• Task prompt:
Each line below that includes the word "icon" is to be reported.

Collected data
=== Section Start ===
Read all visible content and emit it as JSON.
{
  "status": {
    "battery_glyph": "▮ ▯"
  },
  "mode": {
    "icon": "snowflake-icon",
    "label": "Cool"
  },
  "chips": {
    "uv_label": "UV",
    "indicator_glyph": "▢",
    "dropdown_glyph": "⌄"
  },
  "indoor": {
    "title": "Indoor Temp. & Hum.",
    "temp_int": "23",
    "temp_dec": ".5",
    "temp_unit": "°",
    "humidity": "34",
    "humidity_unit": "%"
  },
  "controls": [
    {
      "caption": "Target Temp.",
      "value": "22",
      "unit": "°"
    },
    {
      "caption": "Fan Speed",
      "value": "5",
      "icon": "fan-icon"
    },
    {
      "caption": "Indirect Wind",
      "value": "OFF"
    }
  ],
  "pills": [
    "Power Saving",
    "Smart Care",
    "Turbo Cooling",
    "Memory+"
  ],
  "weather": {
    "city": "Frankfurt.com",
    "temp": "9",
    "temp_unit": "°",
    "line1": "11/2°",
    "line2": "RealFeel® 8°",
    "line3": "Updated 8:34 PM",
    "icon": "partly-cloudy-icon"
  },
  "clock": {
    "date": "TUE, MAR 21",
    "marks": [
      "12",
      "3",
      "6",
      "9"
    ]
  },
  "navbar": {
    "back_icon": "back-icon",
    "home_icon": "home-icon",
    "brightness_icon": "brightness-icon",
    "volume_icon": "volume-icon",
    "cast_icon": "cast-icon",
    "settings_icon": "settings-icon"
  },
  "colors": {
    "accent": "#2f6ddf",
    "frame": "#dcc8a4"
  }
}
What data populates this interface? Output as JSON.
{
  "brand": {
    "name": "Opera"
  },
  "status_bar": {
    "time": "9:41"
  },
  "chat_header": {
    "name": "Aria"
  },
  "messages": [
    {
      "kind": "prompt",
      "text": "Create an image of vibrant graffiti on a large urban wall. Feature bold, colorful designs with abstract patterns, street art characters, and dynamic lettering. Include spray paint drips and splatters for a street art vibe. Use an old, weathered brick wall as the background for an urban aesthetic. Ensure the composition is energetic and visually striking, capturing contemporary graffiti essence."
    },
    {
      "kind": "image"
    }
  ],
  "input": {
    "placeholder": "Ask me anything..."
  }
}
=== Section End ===
• Exercise result:
    "icon": "snowflake-icon",
      "icon": "fan-icon"
    "icon": "partly-cloudy-icon"
    "back_icon": "back-icon",
    "home_icon": "home-icon",
    "brightness_icon": "brightness-icon",
    "volume_icon": "volume-icon",
    "cast_icon": "cast-icon",
    "settings_icon": "settings-icon"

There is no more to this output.